[Records for the exercise Boundary: Start]
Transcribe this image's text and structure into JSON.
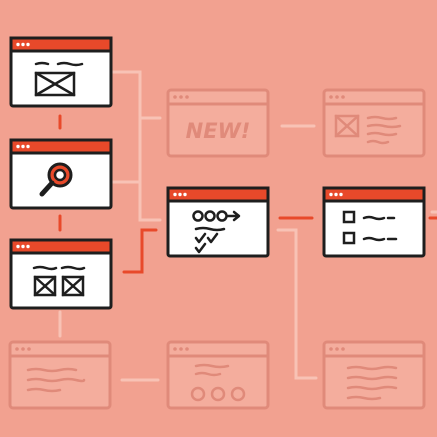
{
  "diagram": {
    "colors": {
      "background": "#f2a190",
      "ink": "#1e1e1e",
      "accent": "#e8492a",
      "window_fill": "#ffffff",
      "faded_stroke": "#e08a7a",
      "faded_fill": "#f4ad9d"
    },
    "nodes": [
      {
        "id": "layout-wireframe",
        "icon": "image-placeholder-icon",
        "state": "active"
      },
      {
        "id": "search-page",
        "icon": "magnifier-icon",
        "state": "active"
      },
      {
        "id": "gallery-wireframe",
        "icon": "image-grid-icon",
        "state": "active"
      },
      {
        "id": "checklist-form",
        "icon": "checklist-icon",
        "state": "active"
      },
      {
        "id": "list-view",
        "icon": "checkbox-list-icon",
        "state": "active"
      },
      {
        "id": "new-announcement",
        "icon": "new-badge-icon",
        "state": "faded",
        "text": "NEW!"
      },
      {
        "id": "article-with-image",
        "icon": "image-text-icon",
        "state": "faded"
      },
      {
        "id": "text-page",
        "icon": "text-lines-icon",
        "state": "faded"
      },
      {
        "id": "dots-page",
        "icon": "dots-icon",
        "state": "faded"
      },
      {
        "id": "text-document",
        "icon": "text-lines-icon",
        "state": "faded"
      }
    ]
  }
}
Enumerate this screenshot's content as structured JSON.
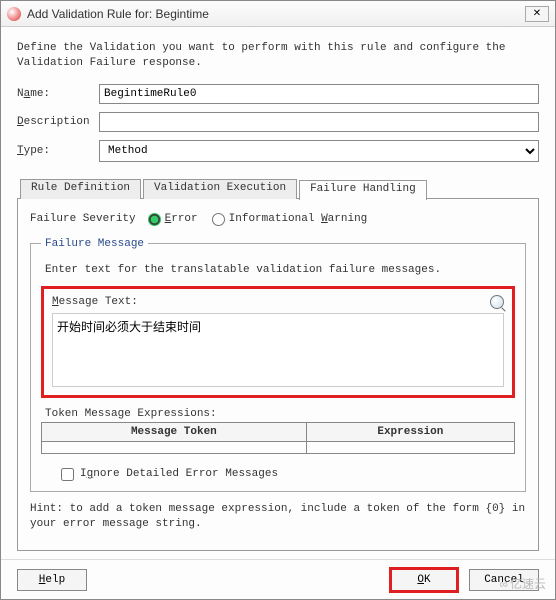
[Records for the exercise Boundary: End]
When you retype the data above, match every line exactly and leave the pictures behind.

Transcribe this image's text and structure into JSON.
{
  "diagram": {
    "colors": {
      "background": "#f2a190",
      "ink": "#1e1e1e",
      "accent": "#e8492a",
      "window_fill": "#ffffff",
      "faded_stroke": "#e08a7a",
      "faded_fill": "#f4ad9d"
    },
    "nodes": [
      {
        "id": "layout-wireframe",
        "icon": "image-placeholder-icon",
        "state": "active"
      },
      {
        "id": "search-page",
        "icon": "magnifier-icon",
        "state": "active"
      },
      {
        "id": "gallery-wireframe",
        "icon": "image-grid-icon",
        "state": "active"
      },
      {
        "id": "checklist-form",
        "icon": "checklist-icon",
        "state": "active"
      },
      {
        "id": "list-view",
        "icon": "checkbox-list-icon",
        "state": "active"
      },
      {
        "id": "new-announcement",
        "icon": "new-badge-icon",
        "state": "faded",
        "text": "NEW!"
      },
      {
        "id": "article-with-image",
        "icon": "image-text-icon",
        "state": "faded"
      },
      {
        "id": "text-page",
        "icon": "text-lines-icon",
        "state": "faded"
      },
      {
        "id": "dots-page",
        "icon": "dots-icon",
        "state": "faded"
      },
      {
        "id": "text-document",
        "icon": "text-lines-icon",
        "state": "faded"
      }
    ]
  }
}
Enumerate this screenshot's content as structured JSON.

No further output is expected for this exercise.